Jo had never seen herself as a gambler. When she realised she had run up a debt of over £1,500 on what she told herself was harmless fun, it came as a terrible shock.
It was only when she tried to stop, however, that she was forced to admit how big her problem had become. At 28, Jo had recently left a difficult relationship and was living alone with her two children. She had a part time job as an office assistant, and her life seemed routine and lacklustre. She got into the habit of playing games on her phone once the children were in bed; it was an innocent way to wind down at the end of the day, and something she looked forward to. She began competing against herself, trying to beat her previous high score, and when she managed it she felt what she described as ‘a little buzz’. Although the games she was playing were free and not in themselves harmful, her brain’s reward system was already responding to the experience of winning. The buzz was ‘euphoria’: the moment of intense pleasure we feel when a burst of dopamine is released.
The more the pleasure-giving behaviour is repeated the greater tolerance is acquired.
The reward system has an important part to play in everyday satisfying activities such as eating and sex, but for some people it becomes problematic when the desire for euphoria begins to override rational decision-making. The more the pleasure-giving behaviour is repeated the greater tolerance is acquired; more is constantly needed to reach the same high. After a few weeks Jo found the games were no longer providing her with the same buzz. She felt restless and wanted to experience that early excitement again. Jo’s craving soon led her to discover online Bingo, where she began playing for money. The stakes were higher, the excitement greater, and she enjoyed the sense that she was part of a community of online players. No one in her daily life knew how she spent her evenings; gradually she began to distance herself from those closest to her. Gambling felt like a friend, and the secretive nature of it was somehow part of that. ‘It was my special place,’ she said. ‘I loved the fact that I could be anyone I wanted online, and there was always that hope of a big win’. The money she bet seemed negligible at first, a small price for the pleasure playing gave her. Before she knew it her initial winning streak was over, and she had begun falling into debt. Even then, it took several months before she admitted to herself that things were out of control. Hidden addictions such as Jo’s are on the rise. According to a recent study, there are nearly half a million problem gamblers in Britain today, with another 6.5% of the population considered to be ‘at risk’ of developing a problem; and unlike a drug or alcohol addiction, the signs are rarely obvious until the addict is in serious trouble. Smartphones and quick internet connections make it only too easy to gamble from home at any time of the day or night. Money added to a credit card can feel unreal compared to cash handed over in a bookies or casino.

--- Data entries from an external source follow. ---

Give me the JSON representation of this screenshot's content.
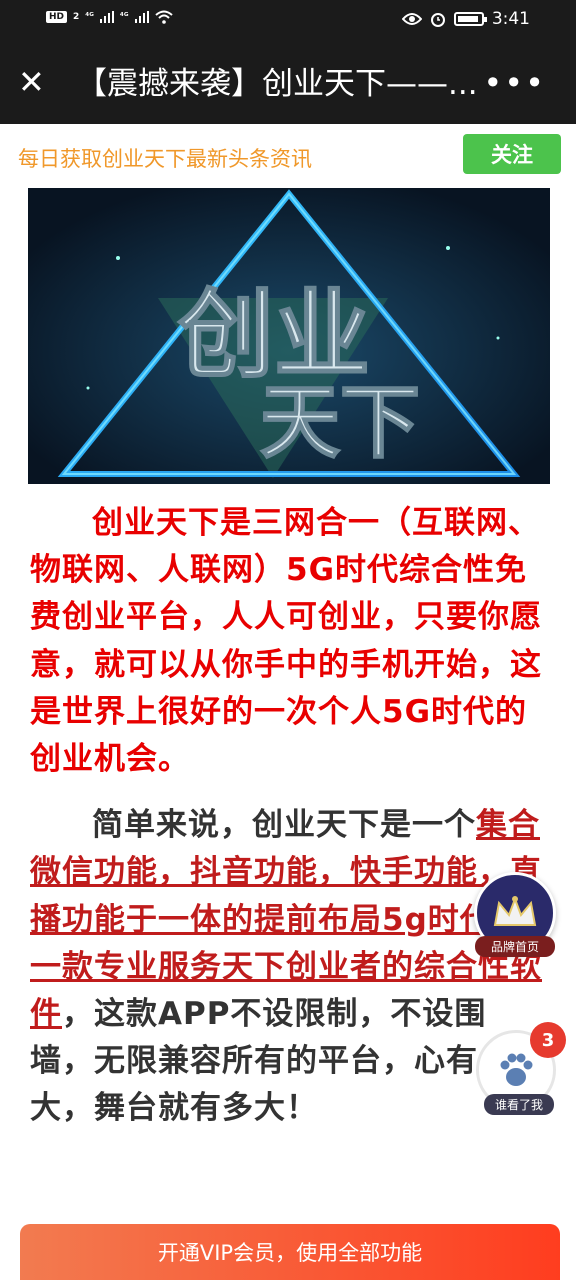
{
  "status_bar": {
    "hd": "HD",
    "sim": "2",
    "signal1": "⁴ᴳ",
    "signal2": "⁴ᴳ",
    "time": "3:41"
  },
  "nav": {
    "close_icon": "close-icon",
    "title": "【震撼来袭】创业天下——...",
    "more_icon": "more-icon"
  },
  "follow": {
    "text": "每日获取创业天下最新头条资讯",
    "button": "关注"
  },
  "banner": {
    "line1": "创业",
    "line2": "天下"
  },
  "article": {
    "para1": "创业天下是三网合一（互联网、物联网、人联网）5G时代综合性免费创业平台，人人可创业，只要你愿意，就可以从你手中的手机开始，这是世界上很好的一次个人5G时代的创业机会。",
    "para2_lead": "简单来说，创业天下是一个",
    "para2_link": "集合微信功能，抖音功能，快手功能，直播功能于一体的提前布局5g时代的一款专业服务天下创业者的综合性软件",
    "para2_tail": "，这款APP不设限制，不设围墙，无限兼容所有的平台，心有多大，舞台就有多大！"
  },
  "floating": {
    "brand_label": "品牌首页",
    "viewed_label": "谁看了我",
    "viewed_badge": "3"
  },
  "vip_bar": {
    "text": "开通VIP会员，使用全部功能"
  },
  "colors": {
    "accent_red": "#e80000",
    "follow_green": "#4cc34c",
    "follow_orange": "#f0982a",
    "vip_orange": "#ff3d1f"
  }
}
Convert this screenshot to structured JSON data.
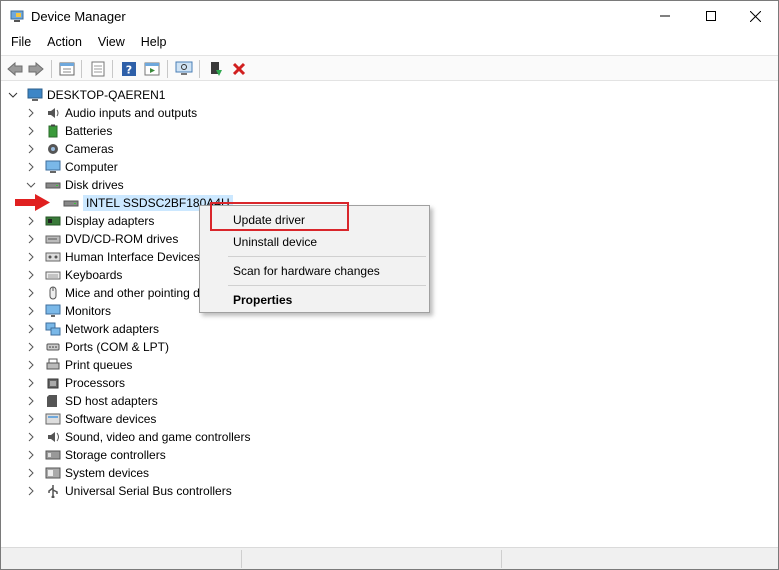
{
  "window": {
    "title": "Device Manager"
  },
  "menu": [
    "File",
    "Action",
    "View",
    "Help"
  ],
  "toolbar": {
    "buttons": [
      "back-icon",
      "forward-icon",
      "properties-view-icon",
      "list-icon",
      "help-icon",
      "run-icon",
      "scan-monitor-icon",
      "update-driver-icon",
      "uninstall-icon"
    ]
  },
  "tree": {
    "root": "DESKTOP-QAEREN1",
    "categories": [
      "Audio inputs and outputs",
      "Batteries",
      "Cameras",
      "Computer",
      "Disk drives",
      "Display adapters",
      "DVD/CD-ROM drives",
      "Human Interface Devices",
      "Keyboards",
      "Mice and other pointing devices",
      "Monitors",
      "Network adapters",
      "Ports (COM & LPT)",
      "Print queues",
      "Processors",
      "SD host adapters",
      "Software devices",
      "Sound, video and game controllers",
      "Storage controllers",
      "System devices",
      "Universal Serial Bus controllers"
    ],
    "selected_device": "INTEL SSDSC2BF180A4H"
  },
  "context_menu": {
    "items": [
      "Update driver",
      "Uninstall device",
      "Scan for hardware changes",
      "Properties"
    ]
  },
  "colors": {
    "highlight_border": "#d9262b",
    "selection_bg": "#cce8ff",
    "arrow": "#e02020"
  }
}
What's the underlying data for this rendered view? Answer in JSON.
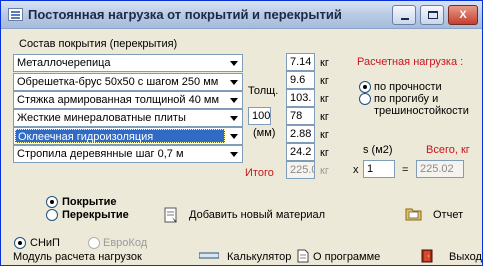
{
  "window": {
    "title": "Постоянная нагрузка от покрытий и перекрытий",
    "minimize_label": "_",
    "maximize_label": "□",
    "close_label": "X"
  },
  "composition": {
    "heading": "Состав покрытия (перекрытия)",
    "layers": [
      {
        "name": "Металлочерепица",
        "weight": "7.14",
        "unit": "кг"
      },
      {
        "name": "Обрешетка-брус 50х50 с шагом 250 мм",
        "weight": "9.6",
        "unit": "кг"
      },
      {
        "name": "Стяжка армированная толщиной 40 мм",
        "weight": "103.",
        "unit": "кг"
      },
      {
        "name": "Жесткие минераловатные плиты",
        "weight": "78",
        "unit": "кг"
      },
      {
        "name": "Оклеечная гидроизоляция",
        "weight": "2.88",
        "unit": "кг"
      },
      {
        "name": "Стропила деревянные шаг 0,7 м",
        "weight": "24.2",
        "unit": "кг"
      }
    ],
    "thickness_label": "Толщ.",
    "thickness_value": "100",
    "thickness_unit": "(мм)",
    "total_label": "Итого",
    "total_value": "225.0",
    "total_unit": "кг"
  },
  "calc_load": {
    "heading": "Расчетная нагрузка :",
    "options": [
      {
        "label": "по прочности",
        "checked": true
      },
      {
        "label": "по прогибу и",
        "label2": "трешиностойкости",
        "checked": false
      }
    ]
  },
  "area": {
    "s_label": "s (м2)",
    "total_label": "Всего, кг",
    "x_sign": "x",
    "s_value": "1",
    "eq_sign": "=",
    "total_value": "225.02"
  },
  "type": {
    "options": [
      {
        "label": "Покрытие",
        "checked": true
      },
      {
        "label": "Перекрытие",
        "checked": false
      }
    ]
  },
  "actions": {
    "add_material": "Добавить новый материал",
    "report": "Отчет"
  },
  "norms": {
    "options": [
      {
        "label": "СНиП",
        "checked": true,
        "enabled": true
      },
      {
        "label": "ЕвроКод",
        "checked": false,
        "enabled": false
      }
    ]
  },
  "footer": {
    "module_label": "Модуль расчета нагрузок",
    "calculator": "Калькулятор",
    "about": "О программе",
    "exit": "Выход"
  },
  "colors": {
    "accent_red": "#c8161e",
    "selection_blue": "#316ac5"
  }
}
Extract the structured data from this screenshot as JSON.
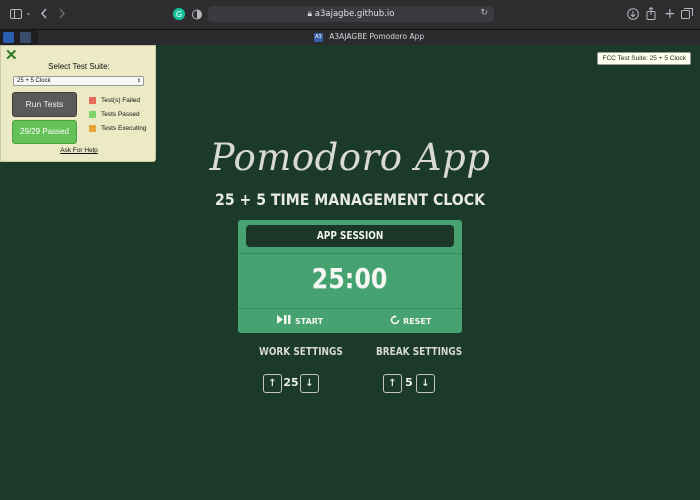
{
  "browser": {
    "url": "a3ajagbe.github.io",
    "tab_title": "A3AJAGBE Pomodoro App",
    "favicon_text": "A3"
  },
  "fcc_badge": "FCC Test Suite: 25 + 5 Clock",
  "test_panel": {
    "title": "Select Test Suite:",
    "selected_suite": "25 + 5 Clock",
    "run_button": "Run Tests",
    "result_button": "29/29 Passed",
    "legend": [
      {
        "label": "Test(s) Failed",
        "color": "#e8685a"
      },
      {
        "label": "Tests Passed",
        "color": "#7fd46d"
      },
      {
        "label": "Tests Executing",
        "color": "#e8a23a"
      }
    ],
    "help_link": "Ask For Help"
  },
  "app": {
    "title": "Pomodoro App",
    "subtitle": "25 + 5 TIME MANAGEMENT CLOCK",
    "session_label": "APP SESSION",
    "time": "25:00",
    "start_label": "START",
    "reset_label": "RESET",
    "work": {
      "label": "WORK SETTINGS",
      "value": "25"
    },
    "break": {
      "label": "BREAK SETTINGS",
      "value": "5"
    }
  },
  "icons": {
    "sidebar": "sidebar-icon",
    "back": "back-icon",
    "forward": "forward-icon",
    "download": "download-icon",
    "share": "share-icon",
    "new_tab": "plus-icon",
    "tabs": "tabs-overview-icon",
    "play_pause": "play-pause-icon",
    "reset": "reset-icon"
  },
  "colors": {
    "page_bg": "#1b3a29",
    "card": "#46a270",
    "panel": "#ebeac5",
    "passed": "#63c157"
  }
}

Warning signs that gambling is getting out of control include:
- Lying to yourself or others about the extent of your gambling

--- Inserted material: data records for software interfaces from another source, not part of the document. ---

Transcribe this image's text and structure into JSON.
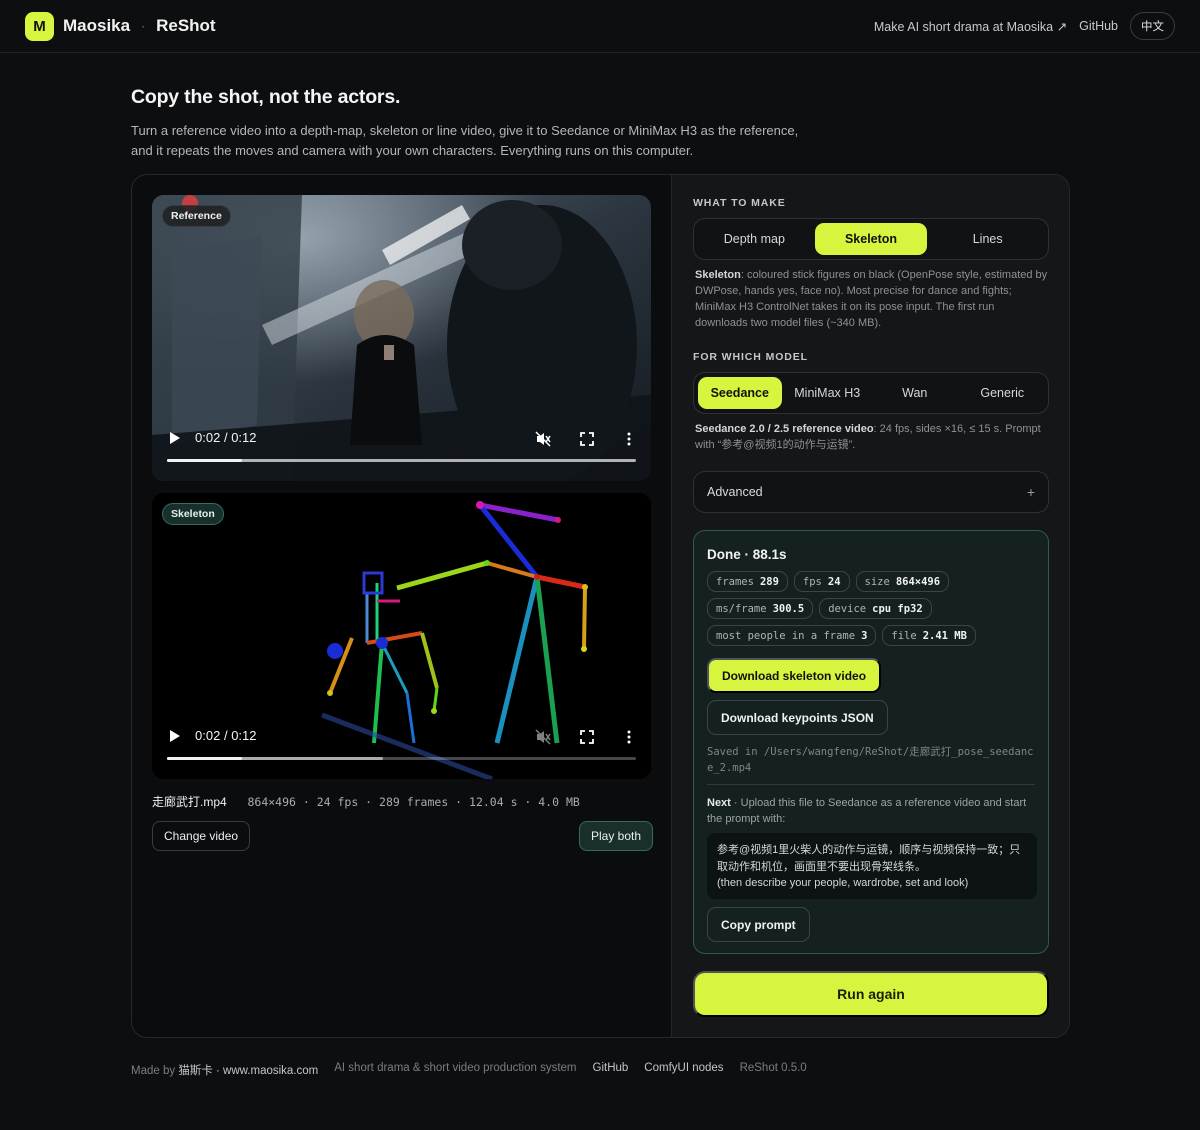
{
  "header": {
    "logo_letter": "M",
    "brand": "Maosika",
    "separator": "·",
    "product": "ReShot",
    "nav": {
      "make_drama": "Make AI short drama at Maosika ↗",
      "github": "GitHub",
      "language": "中文"
    }
  },
  "hero": {
    "title": "Copy the shot, not the actors.",
    "description": "Turn a reference video into a depth-map, skeleton or line video, give it to Seedance or MiniMax H3 as the reference,\nand it repeats the moves and camera with your own characters. Everything runs on this computer."
  },
  "reference_video": {
    "badge": "Reference",
    "time_current": "0:02",
    "time_sep": "/",
    "time_total": "0:12",
    "progress_fraction": 0.16,
    "buffered_fraction": 1.0
  },
  "skeleton_video": {
    "badge": "Skeleton",
    "time_current": "0:02",
    "time_sep": "/",
    "time_total": "0:12",
    "progress_fraction": 0.16,
    "buffered_fraction": 0.46
  },
  "file": {
    "name": "走廊武打.mp4",
    "meta": "864×496 · 24 fps · 289 frames · 12.04 s · 4.0 MB"
  },
  "left_actions": {
    "change_video": "Change video",
    "play_both": "Play both"
  },
  "what_to_make": {
    "label": "WHAT TO MAKE",
    "options": [
      "Depth map",
      "Skeleton",
      "Lines"
    ],
    "selected": "Skeleton",
    "desc_strong": "Skeleton",
    "desc_rest": ": coloured stick figures on black (OpenPose style, estimated by DWPose, hands yes, face no). Most precise for dance and fights; MiniMax H3 ControlNet takes it on its pose input. The first run downloads two model files (~340 MB)."
  },
  "for_which_model": {
    "label": "FOR WHICH MODEL",
    "options": [
      "Seedance",
      "MiniMax H3",
      "Wan",
      "Generic"
    ],
    "selected": "Seedance",
    "desc_strong": "Seedance 2.0 / 2.5 reference video",
    "desc_rest": ": 24 fps, sides ×16, ≤ 15 s. Prompt with “参考@视频1的动作与运镜”."
  },
  "advanced": {
    "label": "Advanced",
    "toggle": "+"
  },
  "result": {
    "title": "Done · 88.1s",
    "stats": [
      {
        "key": "frames",
        "value": "289"
      },
      {
        "key": "fps",
        "value": "24"
      },
      {
        "key": "size",
        "value": "864×496"
      },
      {
        "key": "ms/frame",
        "value": "300.5"
      },
      {
        "key": "device",
        "value": "cpu fp32"
      },
      {
        "key": "most people in a frame",
        "value": "3"
      },
      {
        "key": "file",
        "value": "2.41 MB"
      }
    ],
    "download_video": "Download skeleton video",
    "download_json": "Download keypoints JSON",
    "saved_path": "Saved in /Users/wangfeng/ReShot/走廊武打_pose_seedance_2.mp4",
    "next_strong": "Next",
    "next_rest": " · Upload this file to Seedance as a reference video and start the prompt with:",
    "prompt": "参考@视频1里火柴人的动作与运镜，顺序与视频保持一致；只取动作和机位，画面里不要出现骨架线条。\n(then describe your people, wardrobe, set and look)",
    "copy_prompt": "Copy prompt"
  },
  "run_again": "Run again",
  "footer": {
    "made_by_prefix": "Made by ",
    "made_by_name": "猫斯卡 · www.maosika.com",
    "tagline": "AI short drama & short video production system",
    "github": "GitHub",
    "comfy": "ComfyUI nodes",
    "version": "ReShot 0.5.0"
  },
  "colors": {
    "accent": "#d7f43e",
    "background": "#0d0e0f",
    "panel": "#141617",
    "done_border": "#2e5a52"
  }
}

- Avoiding friends and family who may have concerns about you
- Experiencing ‘withdrawal symptoms’ like cravings, irritability and restlessness if you stop

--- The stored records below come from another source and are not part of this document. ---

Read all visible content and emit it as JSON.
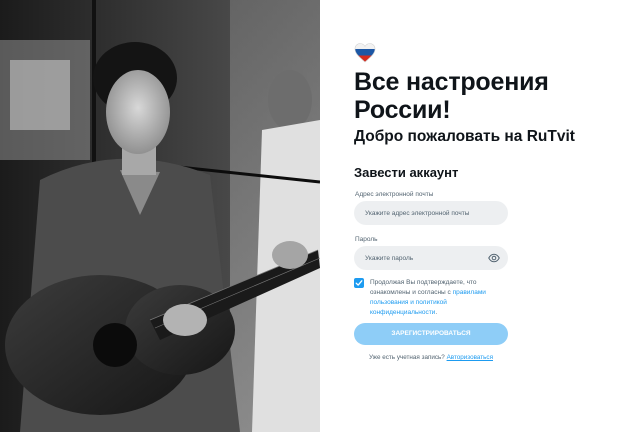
{
  "photo": {
    "icon": "guitarist-photo",
    "style": "black-and-white"
  },
  "logo": {
    "icon": "russia-flag-heart-icon",
    "colors": [
      "#ffffff",
      "#1c57a5",
      "#d52b1e"
    ]
  },
  "headline": {
    "line1": "Все настроения",
    "line2": "России!"
  },
  "welcome": "Добро пожаловать на RuTvit",
  "create_account": "Завести аккаунт",
  "form": {
    "email_label": "Адрес электронной почты",
    "email_placeholder": "Укажите адрес электронной почты",
    "password_label": "Пароль",
    "password_placeholder": "Укажите пароль",
    "eye_icon": "eye-icon"
  },
  "terms": {
    "checked": true,
    "text": "Продолжая Вы подтверждаете, что ознакомлены и согласны с ",
    "link": "правилами пользования и политикой конфиденциальности",
    "end": "."
  },
  "register_button": "ЗАРЕГИСТРИРОВАТЬСЯ",
  "login": {
    "text": "Уже есть учетная запись? ",
    "link": "Авторизоваться"
  },
  "colors": {
    "accent": "#1d9bf0",
    "button": "#8ecdf7",
    "field": "#edeff1"
  }
}
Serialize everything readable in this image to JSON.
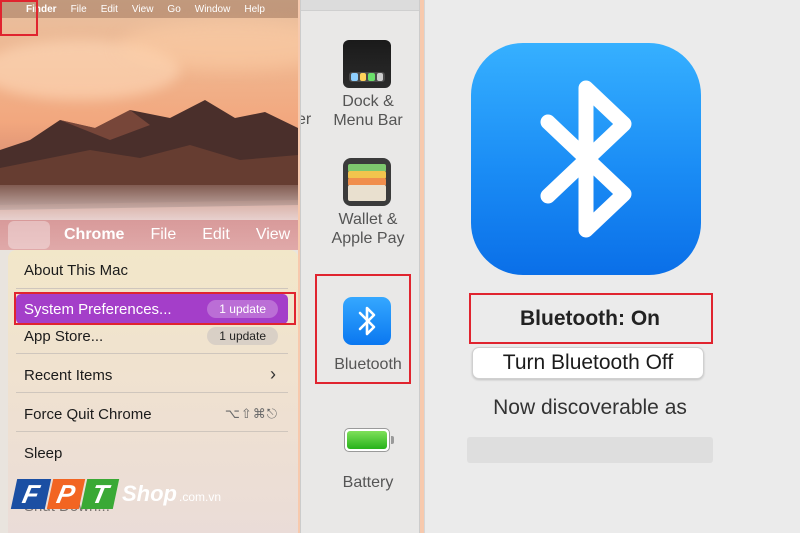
{
  "panel1": {
    "top_menubar": {
      "apple": "",
      "items": [
        "Finder",
        "File",
        "Edit",
        "View",
        "Go",
        "Window",
        "Help"
      ]
    },
    "menubar": {
      "apple": "",
      "app_name": "Chrome",
      "items": [
        "File",
        "Edit",
        "View"
      ]
    },
    "apple_menu": {
      "about": "About This Mac",
      "system_preferences": "System Preferences...",
      "system_preferences_badge": "1 update",
      "app_store": "App Store...",
      "app_store_badge": "1 update",
      "recent_items": "Recent Items",
      "force_quit": "Force Quit Chrome",
      "force_quit_shortcut": "⌥⇧⌘⎋",
      "sleep": "Sleep",
      "shut_down": "Shut Down..."
    },
    "watermark": {
      "letters": [
        "F",
        "P",
        "T"
      ],
      "shop": "Shop",
      "domain": ".com.vn"
    }
  },
  "panel2": {
    "cut_label": "er",
    "prefs": [
      {
        "label_line1": "Dock &",
        "label_line2": "Menu Bar",
        "icon": "dock-menubar-icon"
      },
      {
        "label_line1": "Wallet &",
        "label_line2": "Apple Pay",
        "icon": "wallet-icon"
      },
      {
        "label_line1": "Bluetooth",
        "label_line2": "",
        "icon": "bluetooth-icon"
      },
      {
        "label_line1": "Battery",
        "label_line2": "",
        "icon": "battery-icon"
      }
    ]
  },
  "panel3": {
    "status": "Bluetooth: On",
    "toggle_button": "Turn Bluetooth Off",
    "discoverable_text": "Now discoverable as",
    "device_name": ""
  },
  "colors": {
    "highlight": "#a43ec9",
    "bluetooth_blue": "#1a8cf5",
    "annotation_red": "#e0242f",
    "page_bg": "#f7c9ad"
  }
}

- Avoiding other activities in order to gamble
- Continuing to gamble even when you have run out of money
If you think you or someone you know may have a problem, it's important to seek help as soon as possible. As a first step, www.gamcare.org.uk offers advice, a helpline, and links to services including specialist financial advisors. There are also a number of beneficial therapeutic interventions:
- CBT can be very successful in identifying triggers and learning to control the behaviour.
- Longer-term psychotherapy can help to examine deeper underlying issues.
- Family or couple therapy can be beneficial in repairing damaged relationships or supporting loved ones affected by the problem
- Gamblers Anonymous (GA) can be a good source of support
Jo found gambling addiction therapy helped her to understand that she had bottled up her emotions, using gambling as an escape from the pain of her marriage breakdown and lonely lifestyle. She began to confide in one or two friends, and in the process discovered her real-life support network was stronger than she had realised. Remaining abstinent from gambling was a struggle for her, but with the help of her therapist, friends and GA meetings, she found it became progressively easier to manage.